**Exercise directions**.
Look through the listing and locate every line containing the word "value"; copy those lines.

**Data listing**.

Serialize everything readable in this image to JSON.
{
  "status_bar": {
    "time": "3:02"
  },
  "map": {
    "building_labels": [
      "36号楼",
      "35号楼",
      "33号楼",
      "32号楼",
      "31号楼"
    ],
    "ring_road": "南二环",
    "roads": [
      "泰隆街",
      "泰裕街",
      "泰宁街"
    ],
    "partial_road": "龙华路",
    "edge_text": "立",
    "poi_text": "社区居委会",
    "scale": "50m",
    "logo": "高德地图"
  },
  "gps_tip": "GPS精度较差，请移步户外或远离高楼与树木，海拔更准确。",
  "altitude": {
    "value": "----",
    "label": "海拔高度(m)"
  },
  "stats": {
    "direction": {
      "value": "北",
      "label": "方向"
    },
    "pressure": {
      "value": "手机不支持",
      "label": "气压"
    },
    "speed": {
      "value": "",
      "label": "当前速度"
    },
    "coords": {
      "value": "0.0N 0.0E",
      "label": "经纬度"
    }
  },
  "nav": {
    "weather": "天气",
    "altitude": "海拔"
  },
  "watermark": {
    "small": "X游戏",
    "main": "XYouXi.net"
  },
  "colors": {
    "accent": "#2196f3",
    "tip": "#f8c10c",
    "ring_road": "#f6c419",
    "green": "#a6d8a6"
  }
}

**Response below**.
    "value": "----",
      "value": "北",
      "value": "手机不支持",
      "value": "",
      "value": "0.0N 0.0E",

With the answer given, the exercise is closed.